═════ The data

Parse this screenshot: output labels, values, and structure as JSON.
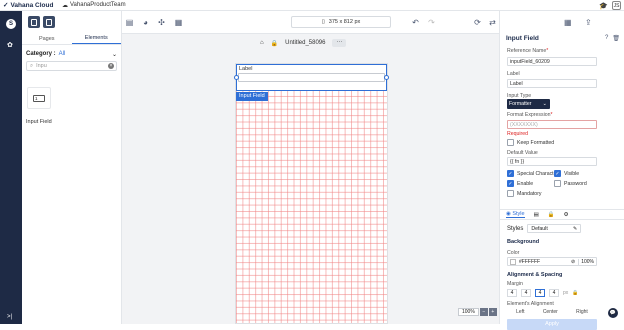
{
  "app": {
    "brand": "Vahana Cloud",
    "workspace_tab": "VahanaProductTeam",
    "avatar_initials": "JS",
    "brand_color": "#1e2a45",
    "accent": "#2f6fd6"
  },
  "rail": {
    "workspace_initial": "S",
    "expand_glyph": ">|"
  },
  "left_panel": {
    "tabs": [
      "Pages",
      "Elements"
    ],
    "active_tab": "Elements",
    "category_label": "Category :",
    "category_value": "All",
    "search": {
      "value": "Inpu"
    },
    "element": {
      "label": "Input Field",
      "preview": "1"
    }
  },
  "toolbar": {
    "device_size": "375 x 812 px"
  },
  "canvas": {
    "page_name": "Untitled_58096",
    "more": "···",
    "field_label": "Label",
    "selected_tag": "Input Field",
    "zoom": "100%",
    "zoom_minus": "−",
    "zoom_plus": "+"
  },
  "props": {
    "title": "Input Field",
    "reference_name_label": "Reference Name",
    "reference_name_value": "inputField_60209",
    "label_label": "Label",
    "label_value": "Label",
    "input_type_label": "Input Type",
    "input_type_value": "Formatter",
    "format_expression_label": "Format Expression",
    "format_expression_placeholder": "(XXXXXXX)",
    "required_msg": "Required",
    "keep_formatted": "Keep Formatted",
    "default_value_label": "Default Value",
    "default_value": "{{ fn }}",
    "checkboxes": [
      {
        "label": "Special Characters",
        "checked": true
      },
      {
        "label": "Visible",
        "checked": true
      },
      {
        "label": "Enable",
        "checked": true
      },
      {
        "label": "Password",
        "checked": false
      },
      {
        "label": "Mandatory",
        "checked": false
      }
    ],
    "style_tab": "Style",
    "styles_label": "Styles",
    "styles_value": "Default",
    "background_label": "Background",
    "color_label": "Color",
    "color_value": "#FFFFFF",
    "opacity": "100%",
    "alignment_label": "Alignment & Spacing",
    "margin_label": "Margin",
    "margins": [
      "4",
      "4",
      "4",
      "4"
    ],
    "margin_unit": "px",
    "element_alignment_label": "Element's Alignment",
    "alignment_options": [
      "Left",
      "Center",
      "Right"
    ],
    "apply": "Apply"
  }
}
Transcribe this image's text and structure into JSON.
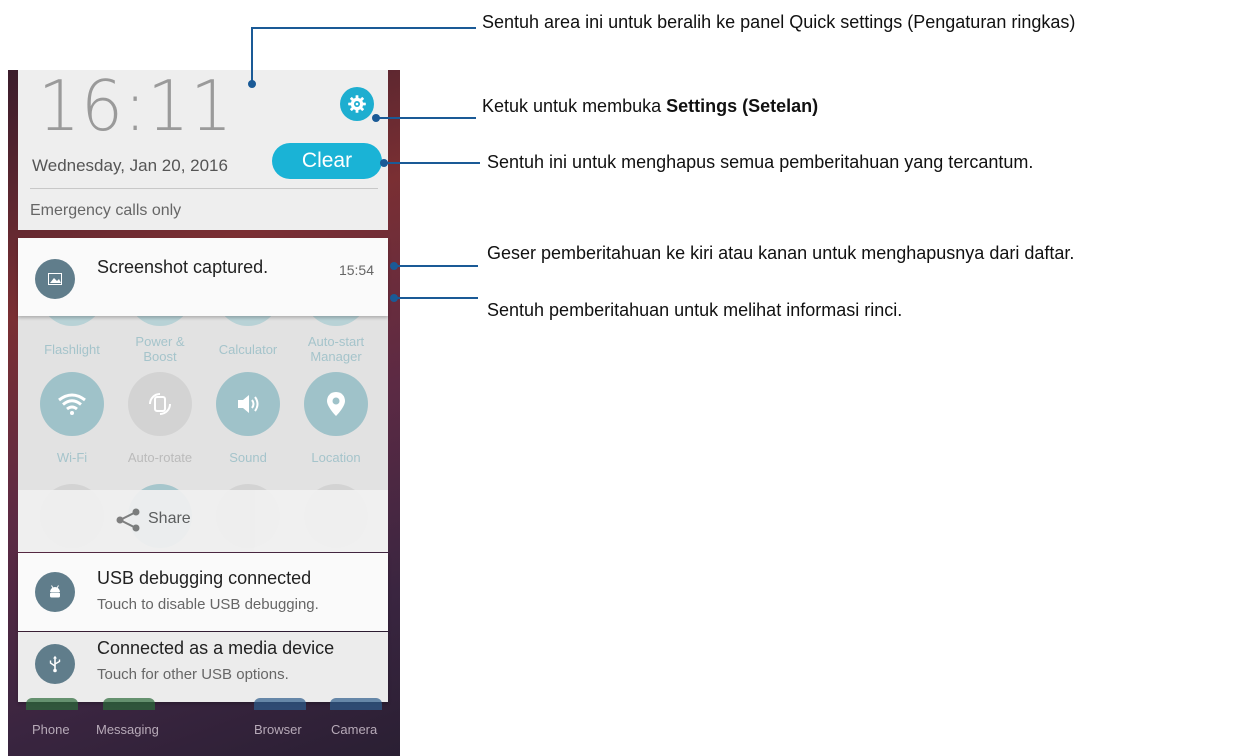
{
  "header": {
    "time": "16:11",
    "date": "Wednesday, Jan 20, 2016",
    "clear_label": "Clear",
    "network_status": "Emergency calls only"
  },
  "notifications": [
    {
      "title": "Screenshot captured.",
      "time": "15:54",
      "icon": "image-icon"
    },
    {
      "title": "USB debugging connected",
      "subtitle": "Touch to disable USB debugging.",
      "icon": "android-icon"
    },
    {
      "title": "Connected as a media device",
      "subtitle": "Touch for other USB options.",
      "icon": "usb-icon"
    }
  ],
  "quick_settings": {
    "row1": [
      "Flashlight",
      "Power &\nBoost",
      "Calculator",
      "Auto-start\nManager"
    ],
    "row2": [
      "Wi-Fi",
      "Auto-rotate",
      "Sound",
      "Location"
    ]
  },
  "share_label": "Share",
  "dock": [
    "Phone",
    "Messaging",
    "Browser",
    "Camera"
  ],
  "callouts": {
    "quick_settings": "Sentuh area ini untuk beralih ke panel Quick settings (Pengaturan ringkas)",
    "settings_prefix": "Ketuk untuk membuka ",
    "settings_bold": "Settings (Setelan)",
    "clear": "Sentuh ini untuk menghapus semua pemberitahuan yang tercantum.",
    "swipe": "Geser pemberitahuan ke kiri atau kanan untuk menghapusnya dari daftar.",
    "touch": "Sentuh pemberitahuan untuk melihat informasi rinci."
  },
  "colors": {
    "accent": "#1ab3d6",
    "callout_line": "#1a5a96",
    "notif_icon": "#607d8b"
  }
}
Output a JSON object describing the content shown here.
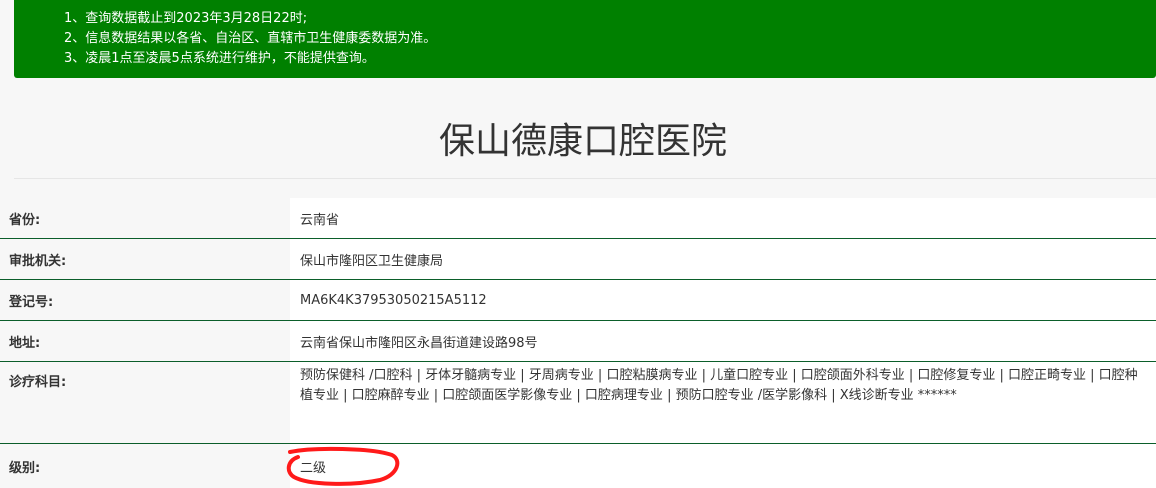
{
  "notice": {
    "lines": [
      "1、查询数据截止到2023年3月28日22时;",
      "2、信息数据结果以各省、自治区、直辖市卫生健康委数据为准。",
      "3、凌晨1点至凌晨5点系统进行维护，不能提供查询。"
    ]
  },
  "title": "保山德康口腔医院",
  "rows": [
    {
      "label": "省份:",
      "value": "云南省"
    },
    {
      "label": "审批机关:",
      "value": "保山市隆阳区卫生健康局"
    },
    {
      "label": "登记号:",
      "value": "MA6K4K37953050215A5112"
    },
    {
      "label": "地址:",
      "value": "云南省保山市隆阳区永昌街道建设路98号"
    },
    {
      "label": "诊疗科目:",
      "value": "预防保健科 /口腔科 | 牙体牙髓病专业 | 牙周病专业 | 口腔粘膜病专业 | 儿童口腔专业 | 口腔颌面外科专业 | 口腔修复专业 | 口腔正畸专业 | 口腔种植专业 | 口腔麻醉专业 | 口腔颌面医学影像专业 | 口腔病理专业 | 预防口腔专业 /医学影像科 | X线诊断专业 ******"
    },
    {
      "label": "级别:",
      "value": "二级"
    }
  ],
  "annotation": {
    "color": "#ff1a1a"
  }
}
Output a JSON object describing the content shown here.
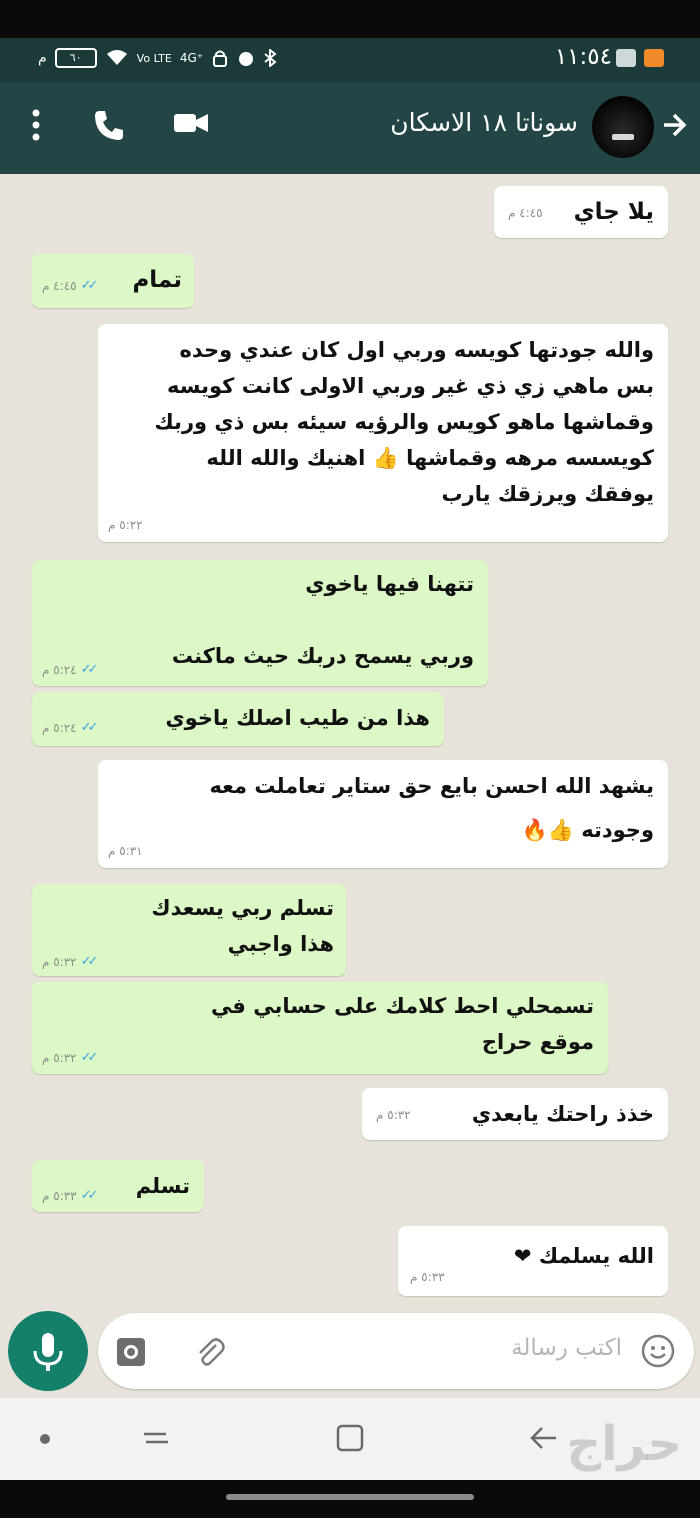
{
  "status_bar": {
    "time": "١١:٥٤",
    "battery": "٦٠",
    "network": "4G⁺",
    "signal_text": "Vo LTE"
  },
  "header": {
    "contact_name": "سوناتا ١٨ الاسكان"
  },
  "messages": [
    {
      "dir": "in",
      "text": "يلا جاي",
      "time": "٤:٤٥ م"
    },
    {
      "dir": "out",
      "text": "تمام",
      "time": "٤:٤٥ م"
    },
    {
      "dir": "in",
      "text": "والله جودتها كويسه وربي اول كان عندي وحده\nبس ماهي زي ذي غير وربي الاولى كانت كويسه\nوقماشها ماهو كويس والرؤيه سيئه بس ذي وربك\nكويسسه مرهه وقماشها 👍 اهنيك والله الله\nيوفقك ويرزقك يارب",
      "time": "٥:٢٢ م"
    },
    {
      "dir": "out",
      "text": "تتهنا فيها ياخوي\n\nوربي يسمح دربك حيث ماكنت",
      "time": "٥:٢٤ م"
    },
    {
      "dir": "out",
      "text": "هذا من طيب اصلك ياخوي",
      "time": "٥:٢٤ م"
    },
    {
      "dir": "in",
      "text": "يشهد الله احسن بايع حق ستاير تعاملت معه\nوجودته 👍🔥",
      "time": "٥:٣١ م"
    },
    {
      "dir": "out",
      "text": "تسلم ربي يسعدك\nهذا واجبي",
      "time": "٥:٣٢ م"
    },
    {
      "dir": "out",
      "text": "تسمحلي احط كلامك على حسابي في\nموقع حراج",
      "time": "٥:٣٢ م"
    },
    {
      "dir": "in",
      "text": "خذذ راحتك يابعدي",
      "time": "٥:٣٢ م"
    },
    {
      "dir": "out",
      "text": "تسلم",
      "time": "٥:٣٣ م"
    },
    {
      "dir": "in",
      "text": "الله يسلمك ❤",
      "time": "٥:٣٣ م"
    }
  ],
  "input": {
    "placeholder": "اكتب رسالة"
  },
  "watermark": "حراج",
  "colors": {
    "header": "#234545",
    "chat_bg": "#e8e3da",
    "outgoing": "#dcf8c6",
    "incoming": "#ffffff",
    "read_ticks": "#3ca6e8",
    "mic_button": "#14806c"
  }
}
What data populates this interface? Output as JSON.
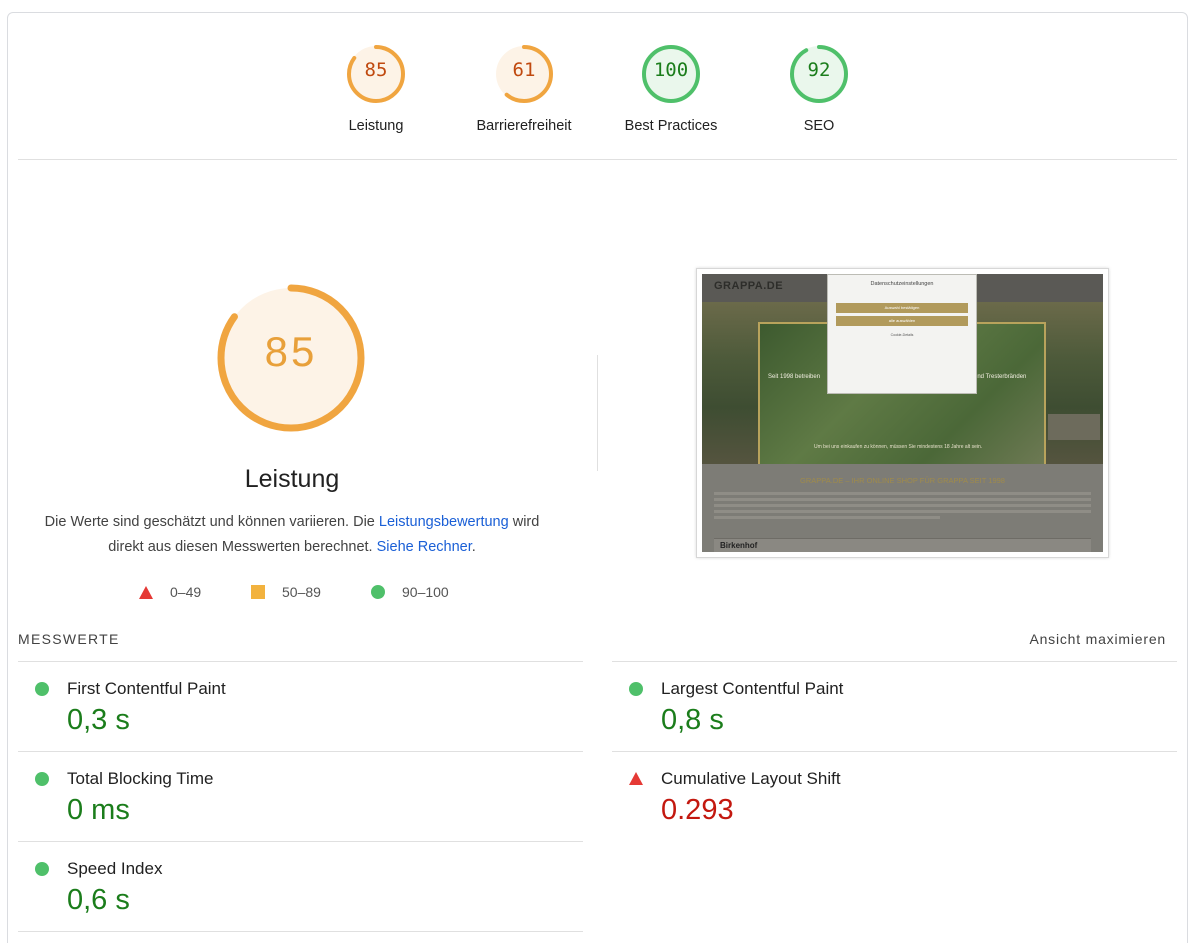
{
  "colors": {
    "pass": "#1b7d1b",
    "average": "#e8a03a",
    "fail": "#c3180f",
    "link": "#1a5fd6"
  },
  "gauges": [
    {
      "score": "85",
      "label": "Leistung",
      "rating": "average",
      "fraction": 0.85
    },
    {
      "score": "61",
      "label": "Barrierefreiheit",
      "rating": "average",
      "fraction": 0.61
    },
    {
      "score": "100",
      "label": "Best Practices",
      "rating": "pass",
      "fraction": 1.0
    },
    {
      "score": "92",
      "label": "SEO",
      "rating": "pass",
      "fraction": 0.92
    }
  ],
  "performance": {
    "score": "85",
    "fraction": 0.85,
    "title": "Leistung",
    "desc_prefix": "Die Werte sind geschätzt und können variieren. Die ",
    "desc_link1": "Leistungsbewertung",
    "desc_middle": " wird direkt aus diesen Messwerten berechnet. ",
    "desc_link2": "Siehe Rechner",
    "desc_suffix": "."
  },
  "legend": [
    {
      "icon": "red-triangle-icon",
      "range": "0–49"
    },
    {
      "icon": "orange-square-icon",
      "range": "50–89"
    },
    {
      "icon": "green-circle-icon",
      "range": "90–100"
    }
  ],
  "screenshot": {
    "logo": "GRAPPA.DE",
    "hero_text_left": "Seit 1998 betreiben",
    "hero_text_right": "und Tresterbränden",
    "hero_sub": "Um bei uns einkaufen zu können, müssen Sie mindestens 18 Jahre alt sein.",
    "modal_title": "Datenschutzeinstellungen",
    "modal_btn1": "Auswahl bestätigen",
    "modal_btn2": "alle auswählen",
    "modal_link": "Cookie-Details",
    "content_title": "GRAPPA.DE – IHR ONLINE SHOP FÜR GRAPPA SEIT 1998",
    "bottom_label": "Birkenhof"
  },
  "metrics": {
    "section_label": "MESSWERTE",
    "toggle_label": "Ansicht maximieren",
    "left": [
      {
        "name": "First Contentful Paint",
        "value": "0,3 s",
        "rating": "pass"
      },
      {
        "name": "Total Blocking Time",
        "value": "0 ms",
        "rating": "pass"
      },
      {
        "name": "Speed Index",
        "value": "0,6 s",
        "rating": "pass"
      }
    ],
    "right": [
      {
        "name": "Largest Contentful Paint",
        "value": "0,8 s",
        "rating": "pass"
      },
      {
        "name": "Cumulative Layout Shift",
        "value": "0.293",
        "rating": "fail"
      }
    ]
  }
}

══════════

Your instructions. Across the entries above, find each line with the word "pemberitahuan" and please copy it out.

Expected answer.
    "clear": "Sentuh ini untuk menghapus semua pemberitahuan yang tercantum.",
    "swipe": "Geser pemberitahuan ke kiri atau kanan untuk menghapusnya dari daftar.",
    "touch": "Sentuh pemberitahuan untuk melihat informasi rinci."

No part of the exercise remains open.